Incorporated in 1980 to support our flagship journal, Risk Analysis, the Society for Risk Analysis (SRA) grew steadily for many years, comprising over 2,000 members at the turn of the century. International participation and activities characterized the Society from its outset, but became the focus of growth at around the same time, with the first World Congress on Risk, which took place in Brussels in 2003.1 Early regional partnering organizations (from 1988) include the Society for Risk Analysis-Europe and the Society for Risk Analysis-Japan; both are thriving, independently recognized entities with their own journals—the Journal of Risk Research and the Japanese Journal of Risk Analysis—and their own annual meetings. The Society for Risk Analysis now recognizes two dozen regional organizations throughout the world and has formally abandoned distinctions between sections and chapters.
Arguably, the global growth of SRA activities and organizations has served risk sciences well by fostering professional ties across borders and disciplines equally and promoting risk analysis. However, this international growth has not corresponded in recent years to demonstrable corresponding growth in SRA membership with representation in our members directory and subscription to Risk Analysis. The reasons for this are undoubtedly numerous. Among those mentioned during the regional summit at the World Congress in Sydney were the expense of traveling to meetings in the United States and other economic pressures on individual pocketbooks, language issues, and changes in social and professional networking and communications practices and expectations, partly attributable to information and communications technologies. To address some of these, SRA routinely offers travel subsidies and is broadening its use of information and communications technologies. Another contributory factor may be the relatively weak ties between some regional organizations and SRA international. To address this, the Council is developing new policies to clarify joint membership status for those who participate in regional organizations, improve membership benefits for those who do not attend meetings in the United States, and improve representation of regional organizations in SRA governance, as well as communications between all SRA organizations.

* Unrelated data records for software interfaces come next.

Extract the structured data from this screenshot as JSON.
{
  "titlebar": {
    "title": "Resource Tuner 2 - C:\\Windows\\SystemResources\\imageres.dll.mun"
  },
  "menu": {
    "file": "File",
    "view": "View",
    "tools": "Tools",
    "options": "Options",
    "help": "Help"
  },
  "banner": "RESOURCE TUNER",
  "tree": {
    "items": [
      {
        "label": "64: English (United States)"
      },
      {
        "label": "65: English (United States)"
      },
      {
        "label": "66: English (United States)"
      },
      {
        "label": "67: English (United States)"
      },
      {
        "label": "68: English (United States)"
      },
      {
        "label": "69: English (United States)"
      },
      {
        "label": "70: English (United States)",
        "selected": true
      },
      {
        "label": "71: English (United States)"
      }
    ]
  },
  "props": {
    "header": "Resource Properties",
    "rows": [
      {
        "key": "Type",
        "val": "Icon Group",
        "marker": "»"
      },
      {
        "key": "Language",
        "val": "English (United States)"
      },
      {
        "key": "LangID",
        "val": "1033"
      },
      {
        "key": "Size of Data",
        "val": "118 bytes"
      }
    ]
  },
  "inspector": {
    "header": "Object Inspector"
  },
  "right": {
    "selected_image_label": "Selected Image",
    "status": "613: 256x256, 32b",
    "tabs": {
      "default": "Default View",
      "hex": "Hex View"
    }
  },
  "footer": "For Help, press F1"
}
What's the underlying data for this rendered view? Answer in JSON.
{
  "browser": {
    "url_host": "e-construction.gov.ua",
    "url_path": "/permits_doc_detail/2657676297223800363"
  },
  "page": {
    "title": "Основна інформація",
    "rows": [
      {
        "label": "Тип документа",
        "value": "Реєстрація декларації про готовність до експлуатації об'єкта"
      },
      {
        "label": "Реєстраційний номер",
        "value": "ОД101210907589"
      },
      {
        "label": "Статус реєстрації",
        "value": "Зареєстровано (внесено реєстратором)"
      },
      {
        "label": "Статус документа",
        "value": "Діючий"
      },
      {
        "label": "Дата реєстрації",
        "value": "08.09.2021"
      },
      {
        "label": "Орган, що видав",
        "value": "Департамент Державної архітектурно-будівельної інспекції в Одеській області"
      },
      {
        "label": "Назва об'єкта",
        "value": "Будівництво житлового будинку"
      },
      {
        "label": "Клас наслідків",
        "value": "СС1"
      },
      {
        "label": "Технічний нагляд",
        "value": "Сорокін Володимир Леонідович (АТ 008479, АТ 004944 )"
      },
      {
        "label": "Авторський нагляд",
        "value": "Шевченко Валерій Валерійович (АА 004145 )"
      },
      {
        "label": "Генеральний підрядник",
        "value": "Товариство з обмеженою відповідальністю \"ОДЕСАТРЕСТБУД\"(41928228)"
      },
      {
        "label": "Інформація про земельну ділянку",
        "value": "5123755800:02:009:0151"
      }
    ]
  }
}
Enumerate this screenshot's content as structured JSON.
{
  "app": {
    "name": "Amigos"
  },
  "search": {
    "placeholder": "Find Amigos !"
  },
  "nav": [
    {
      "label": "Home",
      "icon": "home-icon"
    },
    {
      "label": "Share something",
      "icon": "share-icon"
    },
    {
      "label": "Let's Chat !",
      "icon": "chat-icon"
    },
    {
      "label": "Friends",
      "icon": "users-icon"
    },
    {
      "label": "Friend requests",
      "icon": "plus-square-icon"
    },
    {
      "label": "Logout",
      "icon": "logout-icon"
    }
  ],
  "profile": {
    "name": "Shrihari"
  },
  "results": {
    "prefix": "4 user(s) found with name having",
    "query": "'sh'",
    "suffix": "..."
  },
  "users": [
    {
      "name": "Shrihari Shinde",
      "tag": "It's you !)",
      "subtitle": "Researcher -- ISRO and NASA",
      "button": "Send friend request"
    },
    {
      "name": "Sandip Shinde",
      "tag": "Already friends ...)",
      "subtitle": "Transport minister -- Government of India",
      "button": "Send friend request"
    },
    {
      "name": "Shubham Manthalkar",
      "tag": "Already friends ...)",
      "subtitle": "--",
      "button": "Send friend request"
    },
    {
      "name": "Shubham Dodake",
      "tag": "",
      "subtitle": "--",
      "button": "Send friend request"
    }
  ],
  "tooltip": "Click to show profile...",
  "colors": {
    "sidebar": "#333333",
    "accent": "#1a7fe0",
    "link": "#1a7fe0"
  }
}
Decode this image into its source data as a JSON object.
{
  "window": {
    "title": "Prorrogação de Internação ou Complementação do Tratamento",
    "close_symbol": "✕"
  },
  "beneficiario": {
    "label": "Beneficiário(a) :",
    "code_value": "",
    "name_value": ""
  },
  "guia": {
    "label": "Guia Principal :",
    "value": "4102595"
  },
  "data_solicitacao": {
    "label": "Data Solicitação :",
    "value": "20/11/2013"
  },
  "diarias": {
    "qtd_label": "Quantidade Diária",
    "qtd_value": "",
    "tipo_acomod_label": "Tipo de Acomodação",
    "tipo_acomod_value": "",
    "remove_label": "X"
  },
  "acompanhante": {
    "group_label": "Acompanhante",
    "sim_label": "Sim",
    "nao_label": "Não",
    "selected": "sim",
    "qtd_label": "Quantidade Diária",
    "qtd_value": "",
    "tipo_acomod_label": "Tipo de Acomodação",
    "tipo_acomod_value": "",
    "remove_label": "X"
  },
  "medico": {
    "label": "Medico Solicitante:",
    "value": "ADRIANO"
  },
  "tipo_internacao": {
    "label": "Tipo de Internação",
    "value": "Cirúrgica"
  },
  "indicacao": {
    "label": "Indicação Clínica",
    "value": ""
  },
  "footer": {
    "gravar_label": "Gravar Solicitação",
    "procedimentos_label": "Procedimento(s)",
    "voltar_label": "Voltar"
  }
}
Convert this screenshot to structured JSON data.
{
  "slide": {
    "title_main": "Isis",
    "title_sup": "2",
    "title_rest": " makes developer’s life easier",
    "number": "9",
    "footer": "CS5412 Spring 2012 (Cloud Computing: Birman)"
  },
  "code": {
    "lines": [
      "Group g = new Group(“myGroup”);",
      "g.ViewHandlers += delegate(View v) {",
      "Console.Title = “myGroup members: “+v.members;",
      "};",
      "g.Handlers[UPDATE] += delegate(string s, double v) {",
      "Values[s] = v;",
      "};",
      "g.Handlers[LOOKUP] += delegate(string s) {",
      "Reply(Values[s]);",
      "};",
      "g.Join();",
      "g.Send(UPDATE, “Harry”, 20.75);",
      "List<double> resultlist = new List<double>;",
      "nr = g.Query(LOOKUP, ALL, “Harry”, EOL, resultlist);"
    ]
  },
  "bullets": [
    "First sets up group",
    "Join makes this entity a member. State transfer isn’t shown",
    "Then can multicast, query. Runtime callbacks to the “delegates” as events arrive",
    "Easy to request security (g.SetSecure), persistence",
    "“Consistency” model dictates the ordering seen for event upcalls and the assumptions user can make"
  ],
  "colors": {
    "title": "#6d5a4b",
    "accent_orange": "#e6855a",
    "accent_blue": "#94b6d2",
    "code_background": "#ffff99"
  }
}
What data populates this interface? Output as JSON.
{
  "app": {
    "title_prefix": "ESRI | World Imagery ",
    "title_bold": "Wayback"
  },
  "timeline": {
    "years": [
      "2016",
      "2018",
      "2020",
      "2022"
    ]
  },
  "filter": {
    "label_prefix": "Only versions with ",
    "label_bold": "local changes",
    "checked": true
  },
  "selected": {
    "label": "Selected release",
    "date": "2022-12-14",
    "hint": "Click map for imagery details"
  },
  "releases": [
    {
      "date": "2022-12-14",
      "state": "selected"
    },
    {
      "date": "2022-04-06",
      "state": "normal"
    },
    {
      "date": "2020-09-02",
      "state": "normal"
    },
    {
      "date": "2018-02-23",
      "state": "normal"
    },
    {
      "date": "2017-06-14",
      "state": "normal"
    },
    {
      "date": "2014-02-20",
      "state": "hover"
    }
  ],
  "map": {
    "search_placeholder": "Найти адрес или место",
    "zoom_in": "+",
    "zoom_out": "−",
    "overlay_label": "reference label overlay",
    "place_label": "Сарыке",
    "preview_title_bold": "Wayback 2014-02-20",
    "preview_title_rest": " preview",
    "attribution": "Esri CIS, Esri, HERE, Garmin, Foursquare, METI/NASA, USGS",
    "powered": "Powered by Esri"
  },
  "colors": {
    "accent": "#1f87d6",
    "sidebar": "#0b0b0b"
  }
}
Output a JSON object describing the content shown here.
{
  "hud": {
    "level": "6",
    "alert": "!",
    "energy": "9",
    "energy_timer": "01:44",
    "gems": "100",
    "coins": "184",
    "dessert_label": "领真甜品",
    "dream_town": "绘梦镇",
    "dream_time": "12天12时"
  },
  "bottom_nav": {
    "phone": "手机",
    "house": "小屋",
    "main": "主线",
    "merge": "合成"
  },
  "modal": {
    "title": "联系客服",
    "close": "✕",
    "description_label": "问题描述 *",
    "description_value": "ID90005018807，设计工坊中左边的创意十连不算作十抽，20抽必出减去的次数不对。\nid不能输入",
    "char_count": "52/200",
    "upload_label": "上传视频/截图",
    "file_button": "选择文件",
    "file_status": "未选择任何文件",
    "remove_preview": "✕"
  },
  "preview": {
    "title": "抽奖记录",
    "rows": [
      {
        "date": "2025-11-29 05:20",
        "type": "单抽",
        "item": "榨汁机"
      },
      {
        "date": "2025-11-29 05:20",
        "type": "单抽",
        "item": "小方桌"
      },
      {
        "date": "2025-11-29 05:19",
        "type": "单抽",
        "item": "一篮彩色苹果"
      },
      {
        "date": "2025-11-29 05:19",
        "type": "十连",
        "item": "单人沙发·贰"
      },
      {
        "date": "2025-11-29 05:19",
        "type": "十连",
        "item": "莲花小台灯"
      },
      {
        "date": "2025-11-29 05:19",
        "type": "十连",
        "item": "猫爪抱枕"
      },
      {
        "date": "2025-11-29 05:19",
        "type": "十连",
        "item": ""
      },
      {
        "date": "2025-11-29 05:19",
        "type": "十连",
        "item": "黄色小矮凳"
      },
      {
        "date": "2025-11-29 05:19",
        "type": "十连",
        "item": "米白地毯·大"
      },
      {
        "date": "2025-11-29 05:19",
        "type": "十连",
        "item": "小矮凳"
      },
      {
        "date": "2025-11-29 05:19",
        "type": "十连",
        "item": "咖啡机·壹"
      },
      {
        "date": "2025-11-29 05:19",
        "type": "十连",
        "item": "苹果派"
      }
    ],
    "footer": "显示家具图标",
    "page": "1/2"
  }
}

Currently, participants in SRA regional meetings who do not pay SRA membership fees are not readily identifiable as SRA members; on paper, SRA membership has declined steadily over the last decade. This suggests that U.S. membership has stagnated or declined—despite recent growth in student membership—and international membership in SRA (with subscription to Risk Analysis) has not grown. The Society’s good financial health makes this an opportune time to reduce barriers to membership in multiple SRA organizations and to recruit new members with improved benefits and reduced costs. Successful as the World Congress in Sydney was, fewer people attended that meeting than usually attend annual SRA meetings in the United States. Further, SRA is indebted to and dependent on the services of its Secretariat, which is headquartered in the United States, and financially dependent on our flagship journal, Risk Analysis, which operates under the auspices of SRA international. For these reasons, moving to a less U.S.-centric operations model poses both logistical and financial challenges. Despite this, the Society has made some moves in this direction; the Council has evolved to include formal representation from SRA-Europe, and the annual SRA conference now includes a formal meeting of regional organization leaders. Making SRA a truly global organization will further strengthen our professional networks and help us share risk knowledge to meet the challenges of climate change and other global risks. A membership survey and a new online meeting evaluation form are in the works. It’s also not too late to vote in the SRA elections. Please make your voice heard! Your input will help us measure how well SRA is doing and what we could do better. See you down by the Bay!
Kimberly M. Thompson, Paul F. Deisler, Jr., and Richard C. Schwing, Interdisciplinary Vision: The First 25 Years of the Society for Risk Analysis (SRA), 1980–2005 Risk Analysis, Vol. 25, No. 6, 1333-1386, 2005.